What do we do when our President (or a mayor, governor, or pastor) says and defends something that is full of hate speech, white supremacy, and prejudice?
Here are some (unfinished, incomplete) thoughts on how we at The Table think about and approach leaders who espouse and support racism.
1. Racism is connected to fear and anger
Racism fuels and funds much of the anger and fear that run the world. Advertisers, politicians, and corporations all know this. In this way, racism (personal and systemic) is one way the ancient gods of Baal and Molech inhabit the fabric of our culture. Baal and Molech imprisoned and reinforced anger and fear 2,000 years ago; scapegoating through dehumanizing racist white supremacy does the same now.
2. Racism is connected to increasing diversity
America’s population is quickly moving from a Euro-centric Caucasian hegemony to a more diverse, global south majority. No longer a “melting pot” of people acting and accommodating to white Protestant norms and values, America is becoming a bricolage of diverse and divergent cultures that preserve their distinctions.
This contributes to white people experiencing a displacement from the cultural center. When white people feel disenfranchised their white supremacy intensifies and blatant xenophobia becomes hostile and violent. We are seeing this now in America.
3. We hate being called racist
We (white people) are often more offended at being called racist than we are at actually being racist. The lengths we will go to defend, justify, deflect, rationalize, and reframe what counts as racist or white supremacy is impressive. Allegations and accusations of being racist are mostly met with offense and counter-attacks. But what if persons of color understand better the racialization of America than white people? What if others can see our sin in ways we can’t?
4. It is tempting to scapegoat and villianize
Recently, President Trump made a series of comments that have been categorized as racist (i.e. “send her back”). It is tempting in moments like this to scapegoat and villainize our President as though he alone is what’s wrong.
But this does two unhelpful things: It lets us off the hook for having to repent. If I can blame him, then he’s what’s wrong, not me. Secondly, if we scapegoat one person we can get the impression that one person is an aberration or outlier. But Trump isn’t alone; he is revealing what has always been the heart of America. We are a country built (literally) on the backs of stolen, enslaved bodies. We own and live on land we obtained through rape, murder, lying, cheating, and genocide.
Trump intensifies and clarifies who we are and have always been. He is not “the problem,” he is a mirror revealing America’s soul.
5. Words really do matter

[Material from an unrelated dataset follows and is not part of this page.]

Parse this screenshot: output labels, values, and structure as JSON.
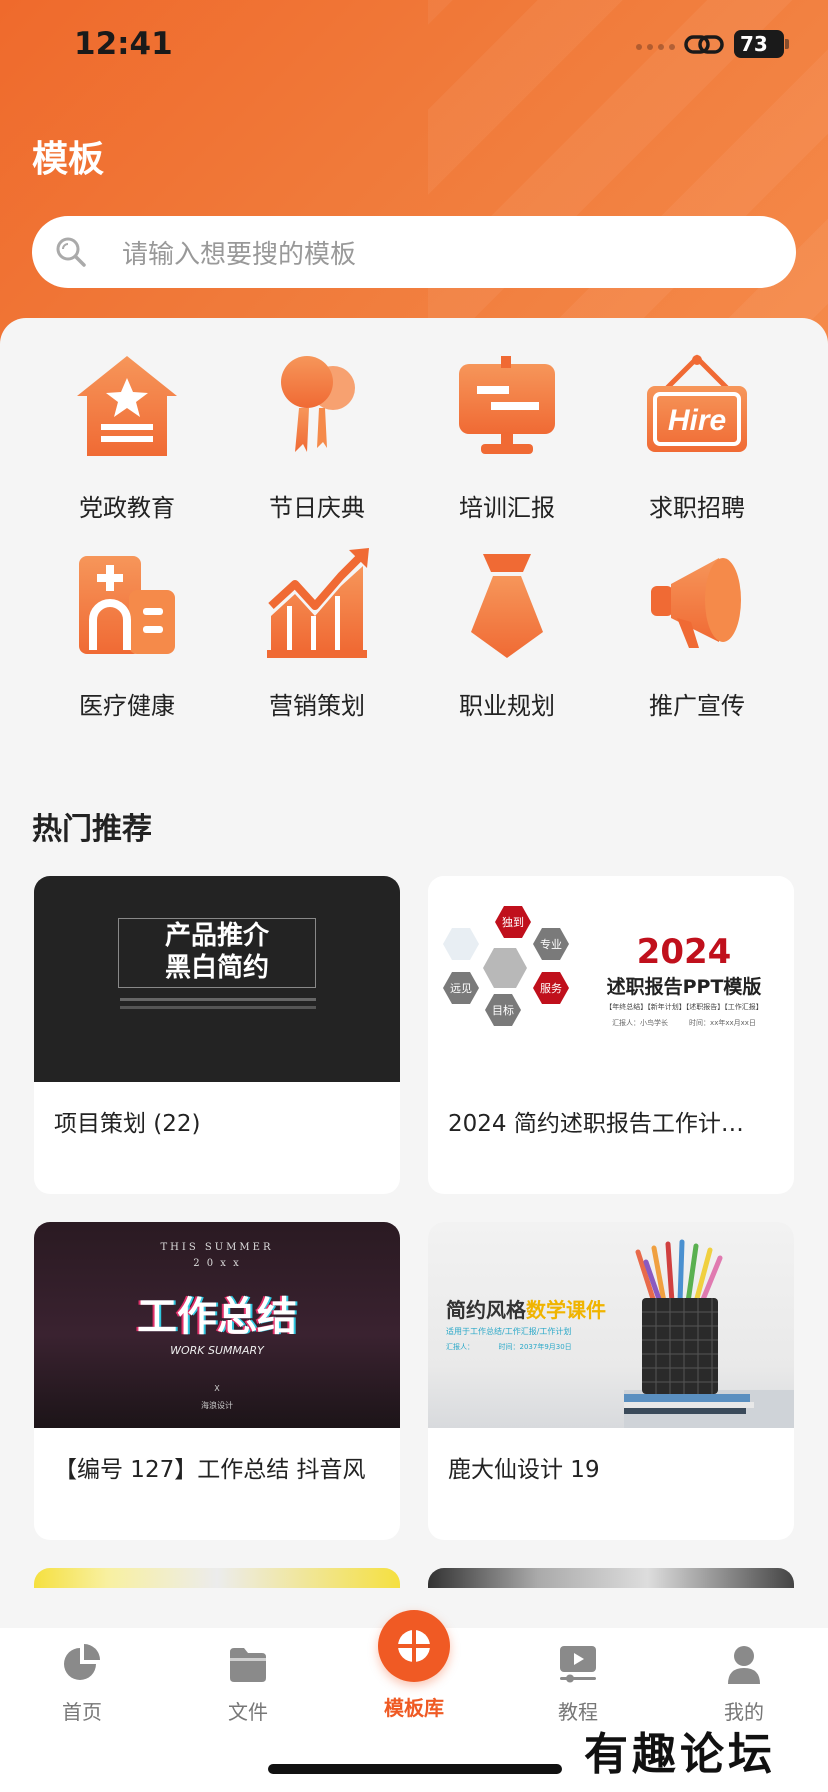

Words matter; language is how we make sense of our world and relationships. Racist, white supremacist language is inherently violent and dehumanizing. We focus on foreign terrorists, but the single greatest threat in America today are white supremacists who take courage and permission from increasingly racialized, hostile speech.
White supremacy (and all its friends: colonialism, xenophobia, racism, slavery, patriarchy, predatory economic systems, greed, lust, etc.) is the greatest threat facing our world today and it’s not even close.
6. I am sad and angry and sorry
As a white Christian pastor I can’t even put into words how sad and angry I am that my faith is being exploited to fuel this nationalistic debauchery. My people (white, self-professed Christians) continue to enable and embolden hate and violence.
I am sorry. The greatest temptation for me is to look at the racists who grab the headlines and assure myself that I’m not like them. “I’m an advocate, I’m woke, I’m one of the good white people.” This, friends, is spiritual death for me. The only way through I am convinced is to take responsibility and ownership for how WE (not they) are complicit in what’s wrong with the world, to repent, to work to make restitution and amends. This is how we are committed to leading our community here at The Table.